Restate the whole listing exactly, leaving nothing out.

[[ ENTRIES PROVIDED open ]]

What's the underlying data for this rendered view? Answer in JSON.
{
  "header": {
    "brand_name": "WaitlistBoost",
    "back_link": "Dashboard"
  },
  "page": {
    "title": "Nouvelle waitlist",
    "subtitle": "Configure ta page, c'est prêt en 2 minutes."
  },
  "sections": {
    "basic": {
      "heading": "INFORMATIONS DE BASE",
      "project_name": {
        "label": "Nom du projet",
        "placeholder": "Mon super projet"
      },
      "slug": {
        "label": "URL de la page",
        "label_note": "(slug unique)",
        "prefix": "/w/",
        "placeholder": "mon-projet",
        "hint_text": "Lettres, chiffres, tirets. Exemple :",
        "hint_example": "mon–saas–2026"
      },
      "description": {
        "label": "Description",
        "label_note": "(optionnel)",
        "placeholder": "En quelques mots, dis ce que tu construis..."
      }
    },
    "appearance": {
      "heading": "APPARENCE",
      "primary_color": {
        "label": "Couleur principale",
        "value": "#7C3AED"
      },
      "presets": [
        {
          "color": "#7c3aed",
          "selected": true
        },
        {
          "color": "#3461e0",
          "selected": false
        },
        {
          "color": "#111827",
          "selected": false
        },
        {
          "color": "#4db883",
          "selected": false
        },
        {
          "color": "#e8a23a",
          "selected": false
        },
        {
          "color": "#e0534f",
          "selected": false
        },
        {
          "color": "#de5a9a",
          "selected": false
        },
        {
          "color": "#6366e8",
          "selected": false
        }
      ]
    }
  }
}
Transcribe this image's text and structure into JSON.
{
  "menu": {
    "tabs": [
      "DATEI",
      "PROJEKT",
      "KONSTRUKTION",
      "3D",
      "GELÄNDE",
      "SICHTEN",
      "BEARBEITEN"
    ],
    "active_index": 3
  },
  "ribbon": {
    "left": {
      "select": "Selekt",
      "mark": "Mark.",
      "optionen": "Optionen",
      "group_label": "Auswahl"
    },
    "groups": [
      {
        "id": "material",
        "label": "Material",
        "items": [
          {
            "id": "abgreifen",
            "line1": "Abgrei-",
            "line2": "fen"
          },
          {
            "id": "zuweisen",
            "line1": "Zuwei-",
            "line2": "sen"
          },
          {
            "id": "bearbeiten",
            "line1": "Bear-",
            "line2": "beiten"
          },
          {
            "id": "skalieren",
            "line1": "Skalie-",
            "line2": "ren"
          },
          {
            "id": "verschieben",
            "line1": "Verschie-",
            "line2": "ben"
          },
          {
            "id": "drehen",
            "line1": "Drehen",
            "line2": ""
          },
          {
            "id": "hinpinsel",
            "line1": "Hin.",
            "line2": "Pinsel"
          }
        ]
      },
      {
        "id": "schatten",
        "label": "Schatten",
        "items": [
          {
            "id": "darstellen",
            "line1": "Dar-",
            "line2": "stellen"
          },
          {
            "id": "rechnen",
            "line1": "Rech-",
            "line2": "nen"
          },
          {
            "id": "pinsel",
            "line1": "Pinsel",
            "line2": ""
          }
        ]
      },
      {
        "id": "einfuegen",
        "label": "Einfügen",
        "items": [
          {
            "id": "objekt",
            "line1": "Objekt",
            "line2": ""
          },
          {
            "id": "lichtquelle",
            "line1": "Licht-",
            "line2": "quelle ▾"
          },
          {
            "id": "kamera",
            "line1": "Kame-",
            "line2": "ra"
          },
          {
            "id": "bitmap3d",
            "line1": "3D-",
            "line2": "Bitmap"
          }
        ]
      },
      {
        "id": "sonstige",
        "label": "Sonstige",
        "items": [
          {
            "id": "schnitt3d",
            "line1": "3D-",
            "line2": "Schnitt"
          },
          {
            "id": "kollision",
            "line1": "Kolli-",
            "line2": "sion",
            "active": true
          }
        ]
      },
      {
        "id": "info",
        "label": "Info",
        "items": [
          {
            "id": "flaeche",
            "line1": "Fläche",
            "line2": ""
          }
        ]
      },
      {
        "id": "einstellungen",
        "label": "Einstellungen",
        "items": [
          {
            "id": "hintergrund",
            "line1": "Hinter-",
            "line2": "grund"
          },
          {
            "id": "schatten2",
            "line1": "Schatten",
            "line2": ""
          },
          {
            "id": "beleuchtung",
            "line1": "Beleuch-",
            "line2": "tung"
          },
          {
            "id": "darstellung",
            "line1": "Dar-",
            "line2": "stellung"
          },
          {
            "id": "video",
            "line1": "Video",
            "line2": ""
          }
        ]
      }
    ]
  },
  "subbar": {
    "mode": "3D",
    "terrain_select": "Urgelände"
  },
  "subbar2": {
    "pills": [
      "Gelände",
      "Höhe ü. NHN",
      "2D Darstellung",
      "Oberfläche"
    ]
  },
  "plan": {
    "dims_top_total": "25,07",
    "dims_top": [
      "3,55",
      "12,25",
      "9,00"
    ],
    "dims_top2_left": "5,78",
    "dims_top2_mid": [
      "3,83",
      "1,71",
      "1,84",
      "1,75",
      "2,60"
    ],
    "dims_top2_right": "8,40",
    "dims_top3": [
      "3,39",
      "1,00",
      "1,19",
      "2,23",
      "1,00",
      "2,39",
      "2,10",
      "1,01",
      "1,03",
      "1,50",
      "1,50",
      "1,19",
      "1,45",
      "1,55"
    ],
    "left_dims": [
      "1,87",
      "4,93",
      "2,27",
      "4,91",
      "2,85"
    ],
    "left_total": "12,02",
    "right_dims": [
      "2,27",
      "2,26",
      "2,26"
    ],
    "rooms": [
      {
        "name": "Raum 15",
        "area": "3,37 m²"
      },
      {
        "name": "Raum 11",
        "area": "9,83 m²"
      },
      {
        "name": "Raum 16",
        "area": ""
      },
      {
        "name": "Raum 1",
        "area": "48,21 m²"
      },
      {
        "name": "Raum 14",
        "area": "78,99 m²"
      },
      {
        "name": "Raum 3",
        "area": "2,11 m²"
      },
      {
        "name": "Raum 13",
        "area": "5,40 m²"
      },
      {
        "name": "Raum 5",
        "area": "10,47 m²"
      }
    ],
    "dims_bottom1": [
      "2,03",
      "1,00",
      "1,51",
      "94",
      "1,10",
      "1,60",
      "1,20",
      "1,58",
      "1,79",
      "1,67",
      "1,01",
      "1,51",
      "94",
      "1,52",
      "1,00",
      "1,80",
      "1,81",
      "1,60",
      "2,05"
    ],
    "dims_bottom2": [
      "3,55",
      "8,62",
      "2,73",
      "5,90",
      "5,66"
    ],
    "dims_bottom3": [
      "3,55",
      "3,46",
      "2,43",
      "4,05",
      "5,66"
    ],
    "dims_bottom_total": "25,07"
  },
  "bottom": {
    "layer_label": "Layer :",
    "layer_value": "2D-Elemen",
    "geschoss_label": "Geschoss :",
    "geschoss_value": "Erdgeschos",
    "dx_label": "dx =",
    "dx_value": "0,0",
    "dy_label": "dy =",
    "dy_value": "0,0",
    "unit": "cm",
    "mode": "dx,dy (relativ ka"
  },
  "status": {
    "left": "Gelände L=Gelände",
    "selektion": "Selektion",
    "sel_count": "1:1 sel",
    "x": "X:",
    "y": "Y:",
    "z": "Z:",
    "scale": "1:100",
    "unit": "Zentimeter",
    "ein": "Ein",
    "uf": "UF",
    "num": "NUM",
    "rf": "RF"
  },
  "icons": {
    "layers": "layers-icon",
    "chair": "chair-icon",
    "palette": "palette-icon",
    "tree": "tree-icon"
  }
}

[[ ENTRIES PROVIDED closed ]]

- EXERCISE RESPONSE:
What's the underlying data for this rendered view? Answer in JSON.
{
  "header": {
    "brand_name": "WaitlistBoost",
    "back_link": "Dashboard"
  },
  "page": {
    "title": "Nouvelle waitlist",
    "subtitle": "Configure ta page, c'est prêt en 2 minutes."
  },
  "sections": {
    "basic": {
      "heading": "INFORMATIONS DE BASE",
      "project_name": {
        "label": "Nom du projet",
        "placeholder": "Mon super projet"
      },
      "slug": {
        "label": "URL de la page",
        "label_note": "(slug unique)",
        "prefix": "/w/",
        "placeholder": "mon-projet",
        "hint_text": "Lettres, chiffres, tirets. Exemple :",
        "hint_example": "mon–saas–2026"
      },
      "description": {
        "label": "Description",
        "label_note": "(optionnel)",
        "placeholder": "En quelques mots, dis ce que tu construis..."
      }
    },
    "appearance": {
      "heading": "APPARENCE",
      "primary_color": {
        "label": "Couleur principale",
        "value": "#7C3AED"
      },
      "presets": [
        {
          "color": "#7c3aed",
          "selected": true
        },
        {
          "color": "#3461e0",
          "selected": false
        },
        {
          "color": "#111827",
          "selected": false
        },
        {
          "color": "#4db883",
          "selected": false
        },
        {
          "color": "#e8a23a",
          "selected": false
        },
        {
          "color": "#e0534f",
          "selected": false
        },
        {
          "color": "#de5a9a",
          "selected": false
        },
        {
          "color": "#6366e8",
          "selected": false
        }
      ]
    }
  }
}
Transcribe this image's text and structure into JSON.
{
  "menu": {
    "tabs": [
      "DATEI",
      "PROJEKT",
      "KONSTRUKTION",
      "3D",
      "GELÄNDE",
      "SICHTEN",
      "BEARBEITEN"
    ],
    "active_index": 3
  },
  "ribbon": {
    "left": {
      "select": "Selekt",
      "mark": "Mark.",
      "optionen": "Optionen",
      "group_label": "Auswahl"
    },
    "groups": [
      {
        "id": "material",
        "label": "Material",
        "items": [
          {
            "id": "abgreifen",
            "line1": "Abgrei-",
            "line2": "fen"
          },
          {
            "id": "zuweisen",
            "line1": "Zuwei-",
            "line2": "sen"
          },
          {
            "id": "bearbeiten",
            "line1": "Bear-",
            "line2": "beiten"
          },
          {
            "id": "skalieren",
            "line1": "Skalie-",
            "line2": "ren"
          },
          {
            "id": "verschieben",
            "line1": "Verschie-",
            "line2": "ben"
          },
          {
            "id": "drehen",
            "line1": "Drehen",
            "line2": ""
          },
          {
            "id": "hinpinsel",
            "line1": "Hin.",
            "line2": "Pinsel"
          }
        ]
      },
      {
        "id": "schatten",
        "label": "Schatten",
        "items": [
          {
            "id": "darstellen",
            "line1": "Dar-",
            "line2": "stellen"
          },
          {
            "id": "rechnen",
            "line1": "Rech-",
            "line2": "nen"
          },
          {
            "id": "pinsel",
            "line1": "Pinsel",
            "line2": ""
          }
        ]
      },
      {
        "id": "einfuegen",
        "label": "Einfügen",
        "items": [
          {
            "id": "objekt",
            "line1": "Objekt",
            "line2": ""
          },
          {
            "id": "lichtquelle",
            "line1": "Licht-",
            "line2": "quelle ▾"
          },
          {
            "id": "kamera",
            "line1": "Kame-",
            "line2": "ra"
          },
          {
            "id": "bitmap3d",
            "line1": "3D-",
            "line2": "Bitmap"
          }
        ]
      },
      {
        "id": "sonstige",
        "label": "Sonstige",
        "items": [
          {
            "id": "schnitt3d",
            "line1": "3D-",
            "line2": "Schnitt"
          },
          {
            "id": "kollision",
            "line1": "Kolli-",
            "line2": "sion",
            "active": true
          }
        ]
      },
      {
        "id": "info",
        "label": "Info",
        "items": [
          {
            "id": "flaeche",
            "line1": "Fläche",
            "line2": ""
          }
        ]
      },
      {
        "id": "einstellungen",
        "label": "Einstellungen",
        "items": [
          {
            "id": "hintergrund",
            "line1": "Hinter-",
            "line2": "grund"
          },
          {
            "id": "schatten2",
            "line1": "Schatten",
            "line2": ""
          },
          {
            "id": "beleuchtung",
            "line1": "Beleuch-",
            "line2": "tung"
          },
          {
            "id": "darstellung",
            "line1": "Dar-",
            "line2": "stellung"
          },
          {
            "id": "video",
            "line1": "Video",
            "line2": ""
          }
        ]
      }
    ]
  },
  "subbar": {
    "mode": "3D",
    "terrain_select": "Urgelände"
  },
  "subbar2": {
    "pills": [
      "Gelände",
      "Höhe ü. NHN",
      "2D Darstellung",
      "Oberfläche"
    ]
  },
  "plan": {
    "dims_top_total": "25,07",
    "dims_top": [
      "3,55",
      "12,25",
      "9,00"
    ],
    "dims_top2_left": "5,78",
    "dims_top2_mid": [
      "3,83",
      "1,71",
      "1,84",
      "1,75",
      "2,60"
    ],
    "dims_top2_right": "8,40",
    "dims_top3": [
      "3,39",
      "1,00",
      "1,19",
      "2,23",
      "1,00",
      "2,39",
      "2,10",
      "1,01",
      "1,03",
      "1,50",
      "1,50",
      "1,19",
      "1,45",
      "1,55"
    ],
    "left_dims": [
      "1,87",
      "4,93",
      "2,27",
      "4,91",
      "2,85"
    ],
    "left_total": "12,02",
    "right_dims": [
      "2,27",
      "2,26",
      "2,26"
    ],
    "rooms": [
      {
        "name": "Raum 15",
        "area": "3,37 m²"
      },
      {
        "name": "Raum 11",
        "area": "9,83 m²"
      },
      {
        "name": "Raum 16",
        "area": ""
      },
      {
        "name": "Raum 1",
        "area": "48,21 m²"
      },
      {
        "name": "Raum 14",
        "area": "78,99 m²"
      },
      {
        "name": "Raum 3",
        "area": "2,11 m²"
      },
      {
        "name": "Raum 13",
        "area": "5,40 m²"
      },
      {
        "name": "Raum 5",
        "area": "10,47 m²"
      }
    ],
    "dims_bottom1": [
      "2,03",
      "1,00",
      "1,51",
      "94",
      "1,10",
      "1,60",
      "1,20",
      "1,58",
      "1,79",
      "1,67",
      "1,01",
      "1,51",
      "94",
      "1,52",
      "1,00",
      "1,80",
      "1,81",
      "1,60",
      "2,05"
    ],
    "dims_bottom2": [
      "3,55",
      "8,62",
      "2,73",
      "5,90",
      "5,66"
    ],
    "dims_bottom3": [
      "3,55",
      "3,46",
      "2,43",
      "4,05",
      "5,66"
    ],
    "dims_bottom_total": "25,07"
  },
  "bottom": {
    "layer_label": "Layer :",
    "layer_value": "2D-Elemen",
    "geschoss_label": "Geschoss :",
    "geschoss_value": "Erdgeschos",
    "dx_label": "dx =",
    "dx_value": "0,0",
    "dy_label": "dy =",
    "dy_value": "0,0",
    "unit": "cm",
    "mode": "dx,dy (relativ ka"
  },
  "status": {
    "left": "Gelände L=Gelände",
    "selektion": "Selektion",
    "sel_count": "1:1 sel",
    "x": "X:",
    "y": "Y:",
    "z": "Z:",
    "scale": "1:100",
    "unit": "Zentimeter",
    "ein": "Ein",
    "uf": "UF",
    "num": "NUM",
    "rf": "RF"
  },
  "icons": {
    "layers": "layers-icon",
    "chair": "chair-icon",
    "palette": "palette-icon",
    "tree": "tree-icon"
  }
}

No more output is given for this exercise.